The cost of accessing papers in scientific journals could be stifling research and innovation.
Although most universities have complete (or near complete) journal access rights, the cost of multiple journal subscriptions is simply too high for startups and SMEs. The typical cost of accessing a single article is £20 to £40 ($30 to $60) but pay-per-article costs can quickly escalate. A single paper might easily reference dozens of other papers, and it might be necessary to access several of them. In turn, it might be necessary to access a number of the articles referenced in each of those papers, and so on.
Researchers who are respectful of copyright and without blanket journal access ultimately have to choose between taking a significant financial hit or depriving themselves of potentially useful information.
Sequestering peer reviewed data behind pay walls is increasingly seen as an unacceptable barrier to knowledge, particularly when the majority of published scientific research is publicly funded (at least in part). Some subscription journals do allow individual articles to be made open access, but the authors of the paper (or their funding bodies) must pay a premium; charges over £1000 ($1500) are commonplace. The popularity of websites from which pirated copies of academic papers can be downloaded, e.g. Sci-Hub, is therefore not surprising, but it is also not ideal.
The news that a group of EU science, innovation, trade and industry ministers have called for all publicly funded scientific papers to be freely available to the public by 2020 (reported below) was therefore enthusiastically welcomed by startups and SMEs, even if the timeframe is probably unrealistic.
In the meantime, enormous amounts of data are already freely available in the form of published patent applications and granted patents.

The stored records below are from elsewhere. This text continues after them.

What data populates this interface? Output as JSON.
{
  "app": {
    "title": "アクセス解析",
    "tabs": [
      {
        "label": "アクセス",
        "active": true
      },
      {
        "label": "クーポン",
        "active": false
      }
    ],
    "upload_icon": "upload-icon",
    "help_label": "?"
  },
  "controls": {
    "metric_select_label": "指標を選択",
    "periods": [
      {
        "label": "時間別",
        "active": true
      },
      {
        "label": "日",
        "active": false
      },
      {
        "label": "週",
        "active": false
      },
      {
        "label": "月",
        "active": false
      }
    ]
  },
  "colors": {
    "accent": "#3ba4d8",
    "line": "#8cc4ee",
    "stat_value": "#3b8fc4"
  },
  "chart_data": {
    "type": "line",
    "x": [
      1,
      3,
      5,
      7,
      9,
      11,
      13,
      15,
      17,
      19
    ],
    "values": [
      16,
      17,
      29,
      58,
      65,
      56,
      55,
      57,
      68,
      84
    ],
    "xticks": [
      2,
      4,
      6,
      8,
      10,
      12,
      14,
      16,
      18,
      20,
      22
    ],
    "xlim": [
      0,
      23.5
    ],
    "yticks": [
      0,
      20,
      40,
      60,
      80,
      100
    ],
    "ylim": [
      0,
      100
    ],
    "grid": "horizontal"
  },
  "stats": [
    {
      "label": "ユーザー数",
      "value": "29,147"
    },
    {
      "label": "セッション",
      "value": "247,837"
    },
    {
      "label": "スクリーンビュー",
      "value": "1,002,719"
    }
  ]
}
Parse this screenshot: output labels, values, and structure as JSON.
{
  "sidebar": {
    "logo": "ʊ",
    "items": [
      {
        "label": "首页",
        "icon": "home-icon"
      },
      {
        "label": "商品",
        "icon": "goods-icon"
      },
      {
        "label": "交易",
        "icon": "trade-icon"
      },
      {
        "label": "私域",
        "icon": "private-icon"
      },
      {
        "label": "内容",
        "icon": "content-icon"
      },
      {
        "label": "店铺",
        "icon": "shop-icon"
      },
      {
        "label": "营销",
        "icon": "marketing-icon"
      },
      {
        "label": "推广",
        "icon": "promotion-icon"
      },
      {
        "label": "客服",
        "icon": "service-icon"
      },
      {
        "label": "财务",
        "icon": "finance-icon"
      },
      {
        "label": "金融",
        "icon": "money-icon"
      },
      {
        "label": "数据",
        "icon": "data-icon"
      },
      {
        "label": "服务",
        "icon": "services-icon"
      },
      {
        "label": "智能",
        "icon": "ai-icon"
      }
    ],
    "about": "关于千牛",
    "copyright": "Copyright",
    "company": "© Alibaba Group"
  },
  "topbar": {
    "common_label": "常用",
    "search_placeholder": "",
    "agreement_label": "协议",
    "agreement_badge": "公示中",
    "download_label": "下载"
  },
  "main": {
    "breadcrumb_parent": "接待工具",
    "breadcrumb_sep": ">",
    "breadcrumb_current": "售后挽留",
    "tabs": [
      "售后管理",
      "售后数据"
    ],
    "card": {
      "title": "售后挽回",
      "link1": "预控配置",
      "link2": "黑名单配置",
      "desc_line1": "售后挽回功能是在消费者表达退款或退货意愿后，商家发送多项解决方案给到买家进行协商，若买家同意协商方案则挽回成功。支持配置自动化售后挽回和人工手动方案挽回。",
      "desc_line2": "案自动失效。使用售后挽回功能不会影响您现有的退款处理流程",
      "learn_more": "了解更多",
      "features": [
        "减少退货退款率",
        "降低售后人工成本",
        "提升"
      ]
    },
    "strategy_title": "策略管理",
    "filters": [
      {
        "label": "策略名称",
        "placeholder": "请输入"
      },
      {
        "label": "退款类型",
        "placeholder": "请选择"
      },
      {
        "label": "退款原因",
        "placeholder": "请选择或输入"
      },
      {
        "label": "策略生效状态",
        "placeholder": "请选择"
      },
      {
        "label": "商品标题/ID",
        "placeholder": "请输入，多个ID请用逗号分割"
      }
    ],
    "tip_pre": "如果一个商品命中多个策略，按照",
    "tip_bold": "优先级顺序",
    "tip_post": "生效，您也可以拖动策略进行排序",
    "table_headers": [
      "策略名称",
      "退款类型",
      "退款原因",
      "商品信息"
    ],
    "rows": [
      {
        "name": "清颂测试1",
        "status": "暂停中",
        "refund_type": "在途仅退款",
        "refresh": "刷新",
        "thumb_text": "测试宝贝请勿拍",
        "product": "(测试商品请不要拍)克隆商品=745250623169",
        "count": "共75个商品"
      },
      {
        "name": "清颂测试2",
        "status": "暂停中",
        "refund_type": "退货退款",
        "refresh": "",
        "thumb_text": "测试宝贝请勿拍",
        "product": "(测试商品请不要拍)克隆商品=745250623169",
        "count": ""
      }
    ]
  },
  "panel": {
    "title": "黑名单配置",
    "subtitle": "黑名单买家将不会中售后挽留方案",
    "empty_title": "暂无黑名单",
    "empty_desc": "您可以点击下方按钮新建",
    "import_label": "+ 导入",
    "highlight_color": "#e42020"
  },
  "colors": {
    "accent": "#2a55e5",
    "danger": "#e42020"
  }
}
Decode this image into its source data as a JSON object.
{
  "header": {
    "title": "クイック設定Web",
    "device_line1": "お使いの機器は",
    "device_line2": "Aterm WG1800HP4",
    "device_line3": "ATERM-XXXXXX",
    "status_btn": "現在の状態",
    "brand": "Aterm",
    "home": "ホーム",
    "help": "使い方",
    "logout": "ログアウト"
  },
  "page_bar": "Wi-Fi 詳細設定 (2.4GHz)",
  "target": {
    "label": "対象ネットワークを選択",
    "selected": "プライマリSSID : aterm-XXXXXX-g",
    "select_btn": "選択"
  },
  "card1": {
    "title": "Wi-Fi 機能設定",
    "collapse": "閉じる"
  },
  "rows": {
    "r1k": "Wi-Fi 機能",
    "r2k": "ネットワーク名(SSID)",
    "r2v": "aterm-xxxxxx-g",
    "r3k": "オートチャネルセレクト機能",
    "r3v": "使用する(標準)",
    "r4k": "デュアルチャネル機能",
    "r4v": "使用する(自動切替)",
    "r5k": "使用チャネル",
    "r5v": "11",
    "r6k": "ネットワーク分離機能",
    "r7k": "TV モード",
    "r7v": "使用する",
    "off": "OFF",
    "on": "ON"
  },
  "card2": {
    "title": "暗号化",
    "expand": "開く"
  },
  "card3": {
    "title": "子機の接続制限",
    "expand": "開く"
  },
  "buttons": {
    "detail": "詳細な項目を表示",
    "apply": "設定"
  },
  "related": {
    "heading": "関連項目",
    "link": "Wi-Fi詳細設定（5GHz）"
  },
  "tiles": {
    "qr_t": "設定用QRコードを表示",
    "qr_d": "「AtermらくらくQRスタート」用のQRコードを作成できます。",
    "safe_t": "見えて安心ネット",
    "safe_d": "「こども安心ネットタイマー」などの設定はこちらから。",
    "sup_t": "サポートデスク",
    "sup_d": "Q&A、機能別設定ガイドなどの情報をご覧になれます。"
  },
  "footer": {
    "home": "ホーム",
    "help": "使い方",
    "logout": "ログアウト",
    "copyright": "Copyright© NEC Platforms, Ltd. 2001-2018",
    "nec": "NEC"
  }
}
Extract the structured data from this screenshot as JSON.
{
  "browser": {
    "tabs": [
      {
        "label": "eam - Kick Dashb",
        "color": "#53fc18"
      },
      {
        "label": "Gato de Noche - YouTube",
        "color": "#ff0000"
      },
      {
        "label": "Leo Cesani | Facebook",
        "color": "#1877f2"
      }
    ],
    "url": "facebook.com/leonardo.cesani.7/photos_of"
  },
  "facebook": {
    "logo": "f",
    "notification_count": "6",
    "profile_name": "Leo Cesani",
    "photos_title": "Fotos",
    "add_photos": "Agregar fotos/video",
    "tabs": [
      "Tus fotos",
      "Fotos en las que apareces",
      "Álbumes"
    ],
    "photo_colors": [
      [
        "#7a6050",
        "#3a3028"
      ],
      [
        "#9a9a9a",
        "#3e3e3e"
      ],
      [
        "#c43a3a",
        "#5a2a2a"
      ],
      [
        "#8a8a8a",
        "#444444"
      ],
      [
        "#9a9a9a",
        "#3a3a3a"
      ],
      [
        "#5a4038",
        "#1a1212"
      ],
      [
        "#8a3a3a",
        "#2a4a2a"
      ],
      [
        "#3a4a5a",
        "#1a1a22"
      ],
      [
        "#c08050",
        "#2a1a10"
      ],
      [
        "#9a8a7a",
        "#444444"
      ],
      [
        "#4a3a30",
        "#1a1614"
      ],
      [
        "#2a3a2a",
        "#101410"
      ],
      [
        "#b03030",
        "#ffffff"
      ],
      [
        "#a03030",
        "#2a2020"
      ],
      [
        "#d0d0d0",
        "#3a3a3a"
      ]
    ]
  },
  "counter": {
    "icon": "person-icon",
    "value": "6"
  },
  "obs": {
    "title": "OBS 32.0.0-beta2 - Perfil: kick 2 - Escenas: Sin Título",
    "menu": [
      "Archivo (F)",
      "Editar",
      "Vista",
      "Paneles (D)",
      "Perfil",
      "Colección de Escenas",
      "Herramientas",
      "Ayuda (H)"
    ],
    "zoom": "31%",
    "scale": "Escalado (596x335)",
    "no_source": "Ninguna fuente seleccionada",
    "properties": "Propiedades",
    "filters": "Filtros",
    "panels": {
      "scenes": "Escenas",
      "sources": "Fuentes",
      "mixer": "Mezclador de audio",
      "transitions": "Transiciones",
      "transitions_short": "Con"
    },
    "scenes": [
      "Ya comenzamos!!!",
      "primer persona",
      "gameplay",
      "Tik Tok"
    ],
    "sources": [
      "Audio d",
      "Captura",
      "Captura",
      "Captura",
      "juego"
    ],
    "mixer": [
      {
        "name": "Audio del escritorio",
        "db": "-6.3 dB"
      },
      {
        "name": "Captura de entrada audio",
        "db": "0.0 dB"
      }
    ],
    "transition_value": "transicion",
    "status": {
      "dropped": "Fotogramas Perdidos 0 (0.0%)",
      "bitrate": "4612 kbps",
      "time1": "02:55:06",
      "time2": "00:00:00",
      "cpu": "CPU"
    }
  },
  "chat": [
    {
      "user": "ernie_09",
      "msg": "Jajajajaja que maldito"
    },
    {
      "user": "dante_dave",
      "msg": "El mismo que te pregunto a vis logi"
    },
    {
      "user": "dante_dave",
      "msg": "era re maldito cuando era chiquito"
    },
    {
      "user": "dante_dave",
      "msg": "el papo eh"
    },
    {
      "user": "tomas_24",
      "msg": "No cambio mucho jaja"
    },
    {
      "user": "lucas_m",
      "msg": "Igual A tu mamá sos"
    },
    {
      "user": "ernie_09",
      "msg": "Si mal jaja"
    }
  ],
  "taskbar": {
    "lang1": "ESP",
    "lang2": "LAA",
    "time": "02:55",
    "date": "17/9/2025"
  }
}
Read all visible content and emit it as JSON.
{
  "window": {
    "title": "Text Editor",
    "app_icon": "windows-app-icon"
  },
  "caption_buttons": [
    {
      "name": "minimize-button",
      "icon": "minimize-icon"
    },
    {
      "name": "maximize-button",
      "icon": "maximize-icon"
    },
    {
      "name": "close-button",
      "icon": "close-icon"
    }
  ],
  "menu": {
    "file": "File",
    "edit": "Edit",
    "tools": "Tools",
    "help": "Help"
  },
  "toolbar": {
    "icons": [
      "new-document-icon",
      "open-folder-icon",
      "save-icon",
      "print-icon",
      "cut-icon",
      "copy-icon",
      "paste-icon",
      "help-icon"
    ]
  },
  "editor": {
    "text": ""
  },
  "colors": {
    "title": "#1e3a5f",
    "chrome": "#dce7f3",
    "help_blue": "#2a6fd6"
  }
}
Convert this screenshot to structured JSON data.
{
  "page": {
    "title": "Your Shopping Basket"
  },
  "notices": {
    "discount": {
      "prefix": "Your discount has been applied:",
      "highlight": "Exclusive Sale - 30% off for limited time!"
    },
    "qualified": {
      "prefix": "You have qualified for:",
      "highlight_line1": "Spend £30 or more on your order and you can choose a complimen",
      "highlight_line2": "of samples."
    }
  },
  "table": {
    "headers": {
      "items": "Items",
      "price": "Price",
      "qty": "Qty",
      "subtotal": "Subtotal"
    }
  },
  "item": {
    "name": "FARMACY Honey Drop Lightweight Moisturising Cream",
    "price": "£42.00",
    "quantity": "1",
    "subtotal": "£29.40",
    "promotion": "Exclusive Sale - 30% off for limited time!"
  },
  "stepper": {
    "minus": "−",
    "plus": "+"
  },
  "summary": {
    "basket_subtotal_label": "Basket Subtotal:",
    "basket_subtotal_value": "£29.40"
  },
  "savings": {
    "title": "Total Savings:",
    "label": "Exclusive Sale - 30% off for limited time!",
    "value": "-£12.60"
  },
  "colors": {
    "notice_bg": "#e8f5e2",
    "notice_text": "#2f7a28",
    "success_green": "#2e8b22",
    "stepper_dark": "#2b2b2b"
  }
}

Patent documents are sometimes a forgotten source of scientific information. Although patent applications are not peer reviewed, they often include the same data as later journal articles from the same authors.
Readily searchable databases of published European, US and PCT patent documents are available online, for instance Google Patents, FreePatentsOnline (particularly recommended for the variety of search parameters that can be combined), the EPO's Espacenet and WIPO's PatentScope.
“Research and innovation generate economic growth and more jobs and provide solutions to societal challenges. And that means a stronger Europe. “To achieve that, Europe must be as attractive as possible for researchers and startups to locate here and for companies to invest. That calls for knowledge to be freely shared. The time for talking about open access is now past. With these agreements, we are going to achieve it in practice.”